Component data from apps and pages:

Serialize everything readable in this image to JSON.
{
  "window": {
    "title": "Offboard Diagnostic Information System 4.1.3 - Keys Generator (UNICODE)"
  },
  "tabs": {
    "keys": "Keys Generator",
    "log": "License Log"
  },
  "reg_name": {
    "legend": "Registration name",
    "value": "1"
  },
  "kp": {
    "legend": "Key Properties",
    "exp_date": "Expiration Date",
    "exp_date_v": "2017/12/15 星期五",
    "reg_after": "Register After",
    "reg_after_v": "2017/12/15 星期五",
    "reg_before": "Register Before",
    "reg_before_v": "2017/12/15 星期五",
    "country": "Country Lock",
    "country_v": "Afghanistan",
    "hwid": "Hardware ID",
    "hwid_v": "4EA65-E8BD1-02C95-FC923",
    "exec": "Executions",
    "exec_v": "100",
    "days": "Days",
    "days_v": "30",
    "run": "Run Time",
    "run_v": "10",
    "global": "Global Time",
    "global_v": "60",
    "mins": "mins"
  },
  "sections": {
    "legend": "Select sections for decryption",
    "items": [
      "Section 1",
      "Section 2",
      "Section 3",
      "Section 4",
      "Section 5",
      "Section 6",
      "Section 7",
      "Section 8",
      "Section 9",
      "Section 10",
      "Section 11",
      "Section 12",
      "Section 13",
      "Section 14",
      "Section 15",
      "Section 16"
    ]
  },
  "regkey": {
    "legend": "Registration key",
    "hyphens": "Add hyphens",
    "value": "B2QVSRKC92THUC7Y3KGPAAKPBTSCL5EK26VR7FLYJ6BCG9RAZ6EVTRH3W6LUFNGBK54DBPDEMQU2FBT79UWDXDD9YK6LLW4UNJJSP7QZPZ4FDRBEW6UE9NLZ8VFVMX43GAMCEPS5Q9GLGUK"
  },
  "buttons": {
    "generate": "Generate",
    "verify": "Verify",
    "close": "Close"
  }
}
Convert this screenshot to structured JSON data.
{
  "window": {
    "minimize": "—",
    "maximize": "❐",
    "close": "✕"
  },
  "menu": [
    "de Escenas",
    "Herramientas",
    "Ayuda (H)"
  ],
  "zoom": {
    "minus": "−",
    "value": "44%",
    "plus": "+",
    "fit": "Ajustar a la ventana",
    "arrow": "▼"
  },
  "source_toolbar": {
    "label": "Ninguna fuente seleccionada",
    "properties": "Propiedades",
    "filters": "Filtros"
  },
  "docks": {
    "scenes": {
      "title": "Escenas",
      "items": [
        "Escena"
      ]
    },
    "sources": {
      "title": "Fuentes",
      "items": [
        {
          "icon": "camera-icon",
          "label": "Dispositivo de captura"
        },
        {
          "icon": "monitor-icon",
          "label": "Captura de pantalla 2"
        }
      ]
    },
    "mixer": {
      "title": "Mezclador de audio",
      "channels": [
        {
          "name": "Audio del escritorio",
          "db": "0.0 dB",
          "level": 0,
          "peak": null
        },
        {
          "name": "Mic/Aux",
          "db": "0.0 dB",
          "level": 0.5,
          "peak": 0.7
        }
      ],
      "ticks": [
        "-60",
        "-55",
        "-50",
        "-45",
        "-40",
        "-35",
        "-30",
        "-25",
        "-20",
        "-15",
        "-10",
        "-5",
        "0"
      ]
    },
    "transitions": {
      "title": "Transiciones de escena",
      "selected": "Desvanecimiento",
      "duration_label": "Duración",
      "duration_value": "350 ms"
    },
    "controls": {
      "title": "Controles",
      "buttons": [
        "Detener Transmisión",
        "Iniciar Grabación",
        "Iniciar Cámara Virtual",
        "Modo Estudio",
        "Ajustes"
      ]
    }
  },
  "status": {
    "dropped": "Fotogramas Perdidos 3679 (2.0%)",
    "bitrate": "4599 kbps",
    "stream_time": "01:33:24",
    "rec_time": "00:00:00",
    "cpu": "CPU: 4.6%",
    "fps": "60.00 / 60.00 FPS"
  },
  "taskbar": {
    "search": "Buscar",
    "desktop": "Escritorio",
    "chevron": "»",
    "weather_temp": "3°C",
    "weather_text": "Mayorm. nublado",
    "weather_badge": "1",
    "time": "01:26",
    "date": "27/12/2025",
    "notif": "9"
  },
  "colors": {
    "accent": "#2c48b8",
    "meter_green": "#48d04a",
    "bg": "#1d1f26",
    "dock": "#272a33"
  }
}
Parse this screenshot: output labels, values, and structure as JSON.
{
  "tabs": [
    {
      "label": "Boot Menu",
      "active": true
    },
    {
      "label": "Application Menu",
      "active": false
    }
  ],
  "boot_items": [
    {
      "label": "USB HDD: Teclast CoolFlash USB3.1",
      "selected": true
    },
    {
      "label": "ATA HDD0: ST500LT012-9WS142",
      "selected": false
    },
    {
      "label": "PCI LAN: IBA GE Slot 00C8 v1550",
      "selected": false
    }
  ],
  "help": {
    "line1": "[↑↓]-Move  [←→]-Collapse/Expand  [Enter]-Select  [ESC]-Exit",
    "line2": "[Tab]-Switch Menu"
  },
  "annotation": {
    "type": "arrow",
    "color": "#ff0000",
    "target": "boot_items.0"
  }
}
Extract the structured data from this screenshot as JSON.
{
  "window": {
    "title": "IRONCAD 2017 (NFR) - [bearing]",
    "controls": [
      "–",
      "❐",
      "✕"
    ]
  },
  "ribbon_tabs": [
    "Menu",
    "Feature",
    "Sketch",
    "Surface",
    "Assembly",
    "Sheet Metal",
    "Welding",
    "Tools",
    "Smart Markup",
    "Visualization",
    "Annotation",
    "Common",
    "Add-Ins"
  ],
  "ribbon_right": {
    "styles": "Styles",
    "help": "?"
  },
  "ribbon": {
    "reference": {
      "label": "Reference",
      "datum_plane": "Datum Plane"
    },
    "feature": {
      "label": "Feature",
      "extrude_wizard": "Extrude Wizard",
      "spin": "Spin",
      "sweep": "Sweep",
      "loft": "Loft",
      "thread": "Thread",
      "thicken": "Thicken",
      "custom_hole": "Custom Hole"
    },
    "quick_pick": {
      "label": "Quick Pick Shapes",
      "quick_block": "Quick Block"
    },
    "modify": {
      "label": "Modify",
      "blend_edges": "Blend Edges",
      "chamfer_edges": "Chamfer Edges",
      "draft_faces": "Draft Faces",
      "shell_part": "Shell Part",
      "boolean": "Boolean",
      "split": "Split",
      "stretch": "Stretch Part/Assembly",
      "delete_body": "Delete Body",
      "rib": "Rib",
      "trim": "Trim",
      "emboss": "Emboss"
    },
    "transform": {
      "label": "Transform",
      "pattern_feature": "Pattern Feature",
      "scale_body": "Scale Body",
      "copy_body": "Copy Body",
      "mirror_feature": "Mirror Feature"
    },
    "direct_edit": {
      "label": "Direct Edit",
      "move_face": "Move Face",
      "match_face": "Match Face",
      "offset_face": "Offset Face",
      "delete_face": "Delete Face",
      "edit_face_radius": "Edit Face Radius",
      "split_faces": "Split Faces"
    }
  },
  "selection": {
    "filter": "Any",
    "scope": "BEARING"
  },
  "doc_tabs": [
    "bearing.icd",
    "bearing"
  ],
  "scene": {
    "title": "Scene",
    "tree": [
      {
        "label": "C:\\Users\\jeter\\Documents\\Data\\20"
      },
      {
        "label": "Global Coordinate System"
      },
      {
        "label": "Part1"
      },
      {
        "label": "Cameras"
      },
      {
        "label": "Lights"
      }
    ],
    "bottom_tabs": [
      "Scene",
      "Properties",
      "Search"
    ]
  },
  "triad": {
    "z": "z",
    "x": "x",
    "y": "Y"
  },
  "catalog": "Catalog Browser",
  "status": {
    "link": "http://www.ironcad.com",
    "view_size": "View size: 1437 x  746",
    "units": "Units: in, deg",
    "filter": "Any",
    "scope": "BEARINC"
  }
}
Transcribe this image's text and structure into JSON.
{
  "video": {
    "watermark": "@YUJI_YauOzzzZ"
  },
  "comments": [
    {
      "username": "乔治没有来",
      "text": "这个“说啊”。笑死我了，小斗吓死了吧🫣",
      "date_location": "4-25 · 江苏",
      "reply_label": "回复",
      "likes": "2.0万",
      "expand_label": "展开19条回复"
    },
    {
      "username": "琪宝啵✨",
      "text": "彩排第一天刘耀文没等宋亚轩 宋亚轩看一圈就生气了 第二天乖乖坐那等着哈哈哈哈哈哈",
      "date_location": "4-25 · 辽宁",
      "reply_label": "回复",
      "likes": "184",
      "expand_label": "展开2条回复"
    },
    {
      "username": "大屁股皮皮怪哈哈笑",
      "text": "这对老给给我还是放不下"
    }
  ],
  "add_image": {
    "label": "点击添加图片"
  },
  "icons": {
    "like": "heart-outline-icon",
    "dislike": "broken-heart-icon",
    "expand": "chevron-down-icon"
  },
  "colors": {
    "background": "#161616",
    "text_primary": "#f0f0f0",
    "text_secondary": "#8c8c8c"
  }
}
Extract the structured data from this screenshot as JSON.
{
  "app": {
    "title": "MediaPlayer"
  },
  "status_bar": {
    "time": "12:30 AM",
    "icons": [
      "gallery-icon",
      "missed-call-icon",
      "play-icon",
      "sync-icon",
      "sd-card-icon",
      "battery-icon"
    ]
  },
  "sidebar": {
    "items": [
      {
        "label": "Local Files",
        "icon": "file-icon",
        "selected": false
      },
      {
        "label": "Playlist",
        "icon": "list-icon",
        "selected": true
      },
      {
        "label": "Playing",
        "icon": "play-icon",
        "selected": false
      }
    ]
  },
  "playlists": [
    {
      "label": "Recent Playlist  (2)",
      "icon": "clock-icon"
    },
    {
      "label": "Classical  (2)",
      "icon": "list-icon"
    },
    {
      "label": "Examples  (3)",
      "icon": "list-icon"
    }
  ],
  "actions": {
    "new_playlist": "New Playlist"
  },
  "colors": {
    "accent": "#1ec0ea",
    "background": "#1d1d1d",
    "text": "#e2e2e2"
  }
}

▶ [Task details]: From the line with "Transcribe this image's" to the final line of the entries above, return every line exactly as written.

▶ [Completed task]:
Transcribe this image's text and structure into JSON.
{
  "video": {
    "watermark": "@YUJI_YauOzzzZ"
  },
  "comments": [
    {
      "username": "乔治没有来",
      "text": "这个“说啊”。笑死我了，小斗吓死了吧🫣",
      "date_location": "4-25 · 江苏",
      "reply_label": "回复",
      "likes": "2.0万",
      "expand_label": "展开19条回复"
    },
    {
      "username": "琪宝啵✨",
      "text": "彩排第一天刘耀文没等宋亚轩 宋亚轩看一圈就生气了 第二天乖乖坐那等着哈哈哈哈哈哈",
      "date_location": "4-25 · 辽宁",
      "reply_label": "回复",
      "likes": "184",
      "expand_label": "展开2条回复"
    },
    {
      "username": "大屁股皮皮怪哈哈笑",
      "text": "这对老给给我还是放不下"
    }
  ],
  "add_image": {
    "label": "点击添加图片"
  },
  "icons": {
    "like": "heart-outline-icon",
    "dislike": "broken-heart-icon",
    "expand": "chevron-down-icon"
  },
  "colors": {
    "background": "#161616",
    "text_primary": "#f0f0f0",
    "text_secondary": "#8c8c8c"
  }
}
Extract the structured data from this screenshot as JSON.
{
  "app": {
    "title": "MediaPlayer"
  },
  "status_bar": {
    "time": "12:30 AM",
    "icons": [
      "gallery-icon",
      "missed-call-icon",
      "play-icon",
      "sync-icon",
      "sd-card-icon",
      "battery-icon"
    ]
  },
  "sidebar": {
    "items": [
      {
        "label": "Local Files",
        "icon": "file-icon",
        "selected": false
      },
      {
        "label": "Playlist",
        "icon": "list-icon",
        "selected": true
      },
      {
        "label": "Playing",
        "icon": "play-icon",
        "selected": false
      }
    ]
  },
  "playlists": [
    {
      "label": "Recent Playlist  (2)",
      "icon": "clock-icon"
    },
    {
      "label": "Classical  (2)",
      "icon": "list-icon"
    },
    {
      "label": "Examples  (3)",
      "icon": "list-icon"
    }
  ],
  "actions": {
    "new_playlist": "New Playlist"
  },
  "colors": {
    "accent": "#1ec0ea",
    "background": "#1d1d1d",
    "text": "#e2e2e2"
  }
}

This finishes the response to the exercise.